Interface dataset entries
◆ ◆ ◆
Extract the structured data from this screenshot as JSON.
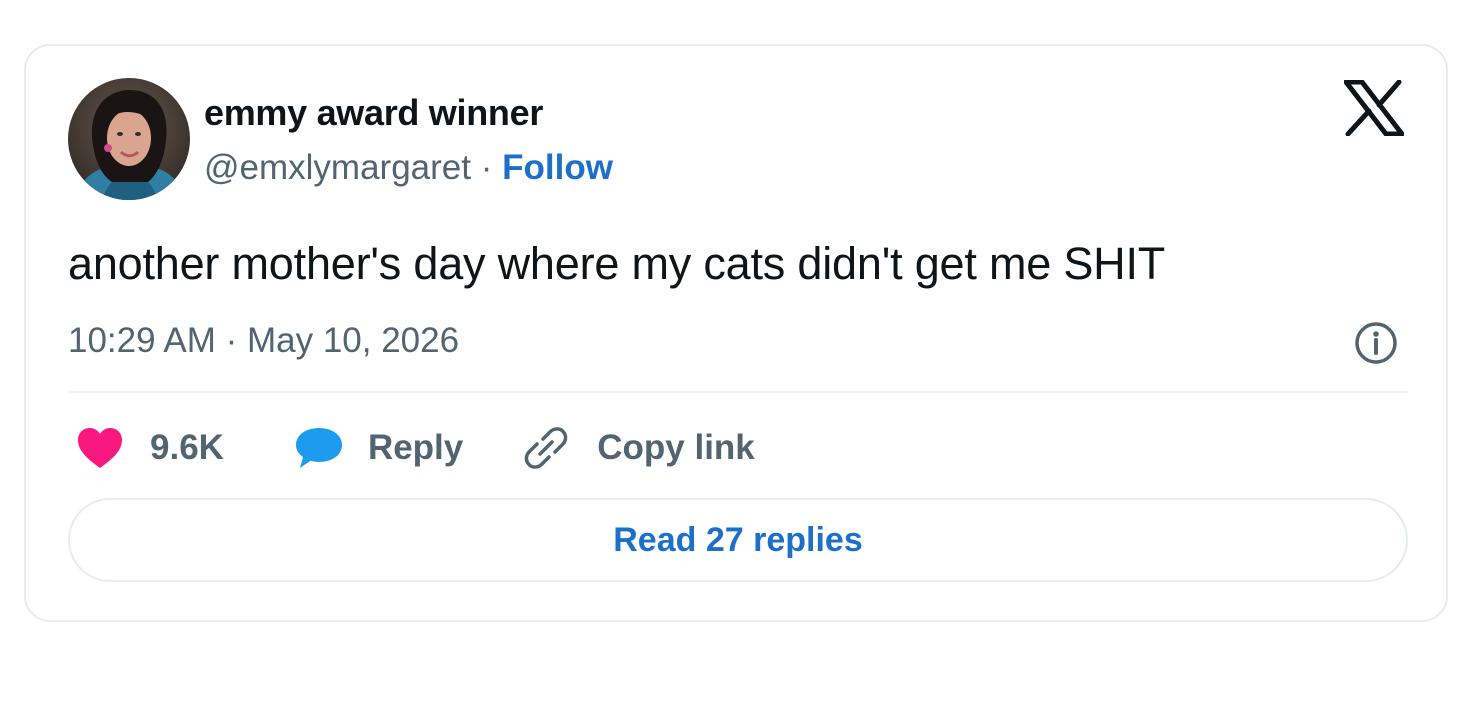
{
  "tweet": {
    "display_name": "emmy award winner",
    "handle": "@emxlymargaret",
    "separator": "·",
    "follow_label": "Follow",
    "text": "another mother's day where my cats didn't get me SHIT",
    "timestamp": "10:29 AM · May 10, 2026",
    "platform_icon": "x-logo-icon",
    "info_icon": "info-icon"
  },
  "actions": {
    "like_count": "9.6K",
    "like_icon": "heart-icon",
    "reply_label": "Reply",
    "reply_icon": "speech-bubble-icon",
    "copy_link_label": "Copy link",
    "copy_link_icon": "link-icon"
  },
  "read_replies_label": "Read 27 replies",
  "colors": {
    "accent": "#1d70c9",
    "like": "#f91880",
    "reply": "#1d9bf0",
    "secondary_text": "#536471",
    "border": "#e6ecf0"
  }
}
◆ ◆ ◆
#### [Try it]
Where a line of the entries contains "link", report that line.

#### [Written response]
    "copy_link_label": "Copy link",
    "copy_link_icon": "link-icon"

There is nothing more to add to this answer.